This morning, Dr José Raúl Montes, one of the biggest international names in oculoplastic surgery, showed 200 colleagues from around the world the latest non-invasive cosmetic trends and techniques used in facial rejuvenation or restoration cases, during the second and final day of the oculoplastics course held at the Barcelona Institute of Ocular Microsurgery.

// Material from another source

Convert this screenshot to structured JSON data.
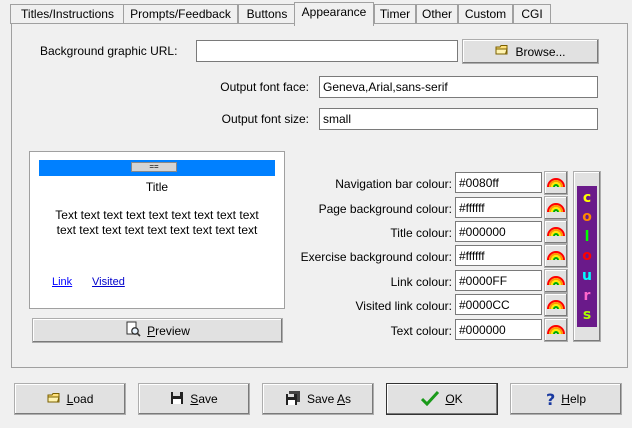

During a conference prior to the practical workshop, Dr Montes highlighted the increased use of biostimulating fillers, such as polylactic acid (PLA), a liquid substance that encourages the body's cells to generate collagen thus re-establishing or restoring some areas where support has been lost. According to this specialist, this trend is the result of a new concept of facial ageing. "Whereas previously plastic surgeons focused their work almost exclusively on skin stretching, they now seek to re-establish or restore, by injecting volume using less invasive techniques. They no longer treat wrinkles as an isolated issue, but look at the patient's aesthetic needs as a whole. In the case of fillers, this means injecting into a greater number of areas safe substances that provide support and lift where there is volume loss" says Dr Montes.
Initially, this dermal filler was first used in Europe as a treatment for patients withlipodystrophy or loss of facial fat associated with HIV. In these cases, the improvement was considerable and was approved by the FDA (Food and Drug Administration) in 2008 for cosmetic use in the restoration of any facial volume lost, the establishment of support, as well as improvement to the lines, structure and quality of the skin. According to Dr Montes, “polylactic acid acts gradually and requires between 3 and 4 sessions to be able to see the changes, the effects of which last for 2 to 3 years. “Compared to other fillers (hyaluronic acid, calcium hydroxyapatite), PLA provides the patient with much more natural facial results", he concludes.
Botulinum toxin, the most requested substance
The theoretical-practical workshop on the application of periocular injectables also dealt with the use of botulinum toxin, a substance indicated for both functional (exophthalmos, blepharospasms, etc.) and aesthetic pathologies (correction of expression lines (crow's feet, frown lines and interciliary lines). Approved for aesthetic use in 2002, botulinum toxin is currently the most requested minimally invasive cosmetic treatment worldwide. According to Dr Montes, “it is a one hundred percent safe substance, but which must always be administered by experts such as ophthalmologists specialised in oculoplastic surgery”.
Apart from discussing the use of another periocular filler, Dr Montes wanted to make his colleagues aware of the importance of looking at and assessing each patient, not just from an aesthetic point of view. According to the Puerto Rican specialist, "speaking to and observing the patient is key when deciding which treatment or product is the most suitable for their particular case. An assessment that should not end with the face but should explore the patient's personality, nature and motivations and, ultimately, learn to look inside”.
This workshop closes the second day of the 3rd International Barcelona Oculoplastics Course, organised by IMO Foundation, which showed eight live eyelid procedures yesterday. Most notable of the procedures was the transconjunctival mid-face lift con injerto de tejido with a tissue grafting from the mucous membrane of the palate to correct lower eyelid retraction following a blepharoplasty operation. This complex procedure, which is pioneering in Europe, was successfully performed by Dr Ramón Medel, oculoplastic surgery specialist at IMO and course director